# Exercise prompt:
The response must consist of the records below, copied exactly.

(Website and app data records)
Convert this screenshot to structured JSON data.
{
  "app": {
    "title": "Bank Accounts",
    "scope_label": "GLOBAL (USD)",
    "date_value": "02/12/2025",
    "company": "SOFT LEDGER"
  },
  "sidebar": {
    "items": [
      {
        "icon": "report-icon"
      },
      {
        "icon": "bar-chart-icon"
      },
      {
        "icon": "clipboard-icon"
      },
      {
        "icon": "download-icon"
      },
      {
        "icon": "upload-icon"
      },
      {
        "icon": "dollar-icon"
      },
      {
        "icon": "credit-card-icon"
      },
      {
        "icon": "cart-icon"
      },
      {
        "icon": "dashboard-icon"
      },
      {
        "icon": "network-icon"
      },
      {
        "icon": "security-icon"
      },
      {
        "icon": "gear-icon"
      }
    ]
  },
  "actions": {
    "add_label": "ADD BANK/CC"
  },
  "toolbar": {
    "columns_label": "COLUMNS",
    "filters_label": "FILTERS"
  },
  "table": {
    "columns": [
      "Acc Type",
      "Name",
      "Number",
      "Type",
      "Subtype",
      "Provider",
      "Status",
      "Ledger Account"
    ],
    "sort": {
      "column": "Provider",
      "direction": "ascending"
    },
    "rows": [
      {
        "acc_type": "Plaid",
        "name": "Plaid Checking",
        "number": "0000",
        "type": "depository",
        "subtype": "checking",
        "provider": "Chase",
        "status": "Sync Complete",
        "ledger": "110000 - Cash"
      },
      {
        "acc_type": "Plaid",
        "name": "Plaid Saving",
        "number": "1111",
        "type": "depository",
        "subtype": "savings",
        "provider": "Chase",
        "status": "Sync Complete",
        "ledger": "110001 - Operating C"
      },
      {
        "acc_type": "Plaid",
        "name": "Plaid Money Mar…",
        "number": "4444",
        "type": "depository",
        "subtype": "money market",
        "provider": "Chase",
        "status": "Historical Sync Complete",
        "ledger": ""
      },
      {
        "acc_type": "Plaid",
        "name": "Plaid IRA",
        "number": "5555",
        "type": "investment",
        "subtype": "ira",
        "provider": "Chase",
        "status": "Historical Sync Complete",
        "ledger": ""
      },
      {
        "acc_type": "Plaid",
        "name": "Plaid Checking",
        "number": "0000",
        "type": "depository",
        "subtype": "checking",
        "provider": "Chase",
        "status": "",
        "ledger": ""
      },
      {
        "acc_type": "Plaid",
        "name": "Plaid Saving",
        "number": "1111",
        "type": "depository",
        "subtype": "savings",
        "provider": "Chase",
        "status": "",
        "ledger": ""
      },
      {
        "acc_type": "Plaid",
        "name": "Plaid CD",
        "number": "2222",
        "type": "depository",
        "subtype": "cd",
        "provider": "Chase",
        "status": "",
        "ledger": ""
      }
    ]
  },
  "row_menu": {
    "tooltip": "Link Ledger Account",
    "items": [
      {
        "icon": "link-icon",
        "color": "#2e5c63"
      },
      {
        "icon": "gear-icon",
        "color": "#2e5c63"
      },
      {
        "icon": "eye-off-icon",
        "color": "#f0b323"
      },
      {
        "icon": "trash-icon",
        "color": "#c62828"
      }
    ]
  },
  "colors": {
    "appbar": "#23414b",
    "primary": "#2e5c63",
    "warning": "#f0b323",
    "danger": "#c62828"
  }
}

# Written solution:
Convert this screenshot to structured JSON data.
{
  "app": {
    "title": "Bank Accounts",
    "scope_label": "GLOBAL (USD)",
    "date_value": "02/12/2025",
    "company": "SOFT LEDGER"
  },
  "sidebar": {
    "items": [
      {
        "icon": "report-icon"
      },
      {
        "icon": "bar-chart-icon"
      },
      {
        "icon": "clipboard-icon"
      },
      {
        "icon": "download-icon"
      },
      {
        "icon": "upload-icon"
      },
      {
        "icon": "dollar-icon"
      },
      {
        "icon": "credit-card-icon"
      },
      {
        "icon": "cart-icon"
      },
      {
        "icon": "dashboard-icon"
      },
      {
        "icon": "network-icon"
      },
      {
        "icon": "security-icon"
      },
      {
        "icon": "gear-icon"
      }
    ]
  },
  "actions": {
    "add_label": "ADD BANK/CC"
  },
  "toolbar": {
    "columns_label": "COLUMNS",
    "filters_label": "FILTERS"
  },
  "table": {
    "columns": [
      "Acc Type",
      "Name",
      "Number",
      "Type",
      "Subtype",
      "Provider",
      "Status",
      "Ledger Account"
    ],
    "sort": {
      "column": "Provider",
      "direction": "ascending"
    },
    "rows": [
      {
        "acc_type": "Plaid",
        "name": "Plaid Checking",
        "number": "0000",
        "type": "depository",
        "subtype": "checking",
        "provider": "Chase",
        "status": "Sync Complete",
        "ledger": "110000 - Cash"
      },
      {
        "acc_type": "Plaid",
        "name": "Plaid Saving",
        "number": "1111",
        "type": "depository",
        "subtype": "savings",
        "provider": "Chase",
        "status": "Sync Complete",
        "ledger": "110001 - Operating C"
      },
      {
        "acc_type": "Plaid",
        "name": "Plaid Money Mar…",
        "number": "4444",
        "type": "depository",
        "subtype": "money market",
        "provider": "Chase",
        "status": "Historical Sync Complete",
        "ledger": ""
      },
      {
        "acc_type": "Plaid",
        "name": "Plaid IRA",
        "number": "5555",
        "type": "investment",
        "subtype": "ira",
        "provider": "Chase",
        "status": "Historical Sync Complete",
        "ledger": ""
      },
      {
        "acc_type": "Plaid",
        "name": "Plaid Checking",
        "number": "0000",
        "type": "depository",
        "subtype": "checking",
        "provider": "Chase",
        "status": "",
        "ledger": ""
      },
      {
        "acc_type": "Plaid",
        "name": "Plaid Saving",
        "number": "1111",
        "type": "depository",
        "subtype": "savings",
        "provider": "Chase",
        "status": "",
        "ledger": ""
      },
      {
        "acc_type": "Plaid",
        "name": "Plaid CD",
        "number": "2222",
        "type": "depository",
        "subtype": "cd",
        "provider": "Chase",
        "status": "",
        "ledger": ""
      }
    ]
  },
  "row_menu": {
    "tooltip": "Link Ledger Account",
    "items": [
      {
        "icon": "link-icon",
        "color": "#2e5c63"
      },
      {
        "icon": "gear-icon",
        "color": "#2e5c63"
      },
      {
        "icon": "eye-off-icon",
        "color": "#f0b323"
      },
      {
        "icon": "trash-icon",
        "color": "#c62828"
      }
    ]
  },
  "colors": {
    "appbar": "#23414b",
    "primary": "#2e5c63",
    "warning": "#f0b323",
    "danger": "#c62828"
  }
}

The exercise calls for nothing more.